Takes – a new iPhone camera app that turns your pictures into videos. Might be useful for video creation!

WeVideo – cool new online video editor. This one is freemium, as in the free version is fine, but to get HD videos and more than 15 minutes of exports, you have to pay a monthly fee. They told me that organizational pricing is available. So … instead of buying lots of copies of video editing software, think about using this online tool.

JumperCut – really interesting video tool. JumperCut lets you collaborate with others to make video. Think crowdsourced videos, multiple takes of the same scene, etc. And … then think about your smartphone-wielding teens. Could be a fun project!

modit – lots of basic online games that you can edit, or “mod,” using their browser-based editor. Then you can save it, share it, and play. This sounds like an easy way to make some localized games pretty easily! The guy I talked to mentioned making customized crossword puzzles, for example.

izik – a new search engine app built for smartphones and tablets. It has a more “Pinterest-like” search results display, and is built on top of Blekko (though the search results for the same searches come out different using the two tools … not sure what’s up with that).

meltwater – an online social media monitoring, management, and engagement service. Looked pretty extensive (but they didn’t tell me how much the service costs).

Nestivity – this looks interesting to Twitter users. It turns your Twitter handle into a “nest,” which helps you better organize, track, and save Twitter conversations. Analytics are provided, and the archive of the conversation is saved.

simplemachine – this looked cool. It’s a peer-to-peer cinema marketplace that allows anyone to book films for exhibition in a theatrical setting (think public viewing of videos). That generally costs money – with simplemachine, they’ve already done the hard work of tracking down the rights holder, and act like a go-between broker (so you don’t have to).
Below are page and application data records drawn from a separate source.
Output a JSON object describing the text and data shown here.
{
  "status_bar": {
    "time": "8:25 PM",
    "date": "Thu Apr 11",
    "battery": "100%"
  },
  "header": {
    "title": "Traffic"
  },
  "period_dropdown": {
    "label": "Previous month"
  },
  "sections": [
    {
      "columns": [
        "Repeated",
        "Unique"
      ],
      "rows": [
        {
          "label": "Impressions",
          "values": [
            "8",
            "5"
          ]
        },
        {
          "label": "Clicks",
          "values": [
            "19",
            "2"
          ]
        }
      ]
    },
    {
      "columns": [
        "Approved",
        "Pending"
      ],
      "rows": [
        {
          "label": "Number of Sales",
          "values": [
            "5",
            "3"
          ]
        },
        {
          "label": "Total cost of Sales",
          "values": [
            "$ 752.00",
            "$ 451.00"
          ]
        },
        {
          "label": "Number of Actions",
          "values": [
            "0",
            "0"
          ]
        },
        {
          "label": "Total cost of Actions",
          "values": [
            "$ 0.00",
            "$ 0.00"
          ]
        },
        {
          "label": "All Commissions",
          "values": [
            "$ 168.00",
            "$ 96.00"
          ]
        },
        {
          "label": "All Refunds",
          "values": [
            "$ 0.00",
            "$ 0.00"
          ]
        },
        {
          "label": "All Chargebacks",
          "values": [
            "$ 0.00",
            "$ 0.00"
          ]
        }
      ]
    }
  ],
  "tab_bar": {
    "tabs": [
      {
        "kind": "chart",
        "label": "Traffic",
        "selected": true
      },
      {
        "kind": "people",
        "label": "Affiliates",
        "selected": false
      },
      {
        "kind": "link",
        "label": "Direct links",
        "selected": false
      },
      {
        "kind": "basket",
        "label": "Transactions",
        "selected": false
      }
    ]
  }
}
Xi3 – one cool newish hardware tool – check out Xi3. They make really tiny, inexpensive (relatively), power-saving computers. Definitely an alternative to the larger companies like Dell or HP! The picture included in this blog post is one of the computers. Here’s another image of the same computer side-by-side with a smartphone, just to see how big it really is (and a very low-light, grainy image, too – sorry about that!). They had some of these bolted onto the backs of computer monitors – pretty tidy setup!

Treeswing – not really a library app at all. It’s a cool new financial investing tool, and looked sorta promising. Why am I mentioning it? Because it’s sponsored by DST in Kansas City … and I worked for DST during the summers while in college! That was in the 1980’s, and my big job was taking huge dot matrix printouts upstairs to the programmers, so they could actually look at the coding work they just did. Weird job in a weird time. My how times have changed!

How People Use Smartphones

My library’s Web Developer, Nathan Pauley, emailed this infographic to me, and it’s really cool! They studied smartphone use (or more accurately, it looks like they studied web and app use on smartphones, since they excluded email, sms messages, and voice calls from their infographic).

I’ve not clicked through to pay for the whole study, but this single page provides plenty of food for fodder:

  • 68% of smartphone use happens at home.
  • Love the different labels for stuff people do on their smartphones, like self-expression.

Two weird things:

  1. Self-expression – I guess this is where you’d put content creation? Posting to Tumblr or Instagram, for example? How do they tell the difference between a Facebook post that’s self-expression (writing a haiku, for example) vs a Facebook post that’s socializing?
  2. Socializing – why didn’t they just include email, sms messages, and normal voice phone stuff here?

Either way, take a peek, access the study (if it’s not too much – I haven’t clicked through), and give it some thought.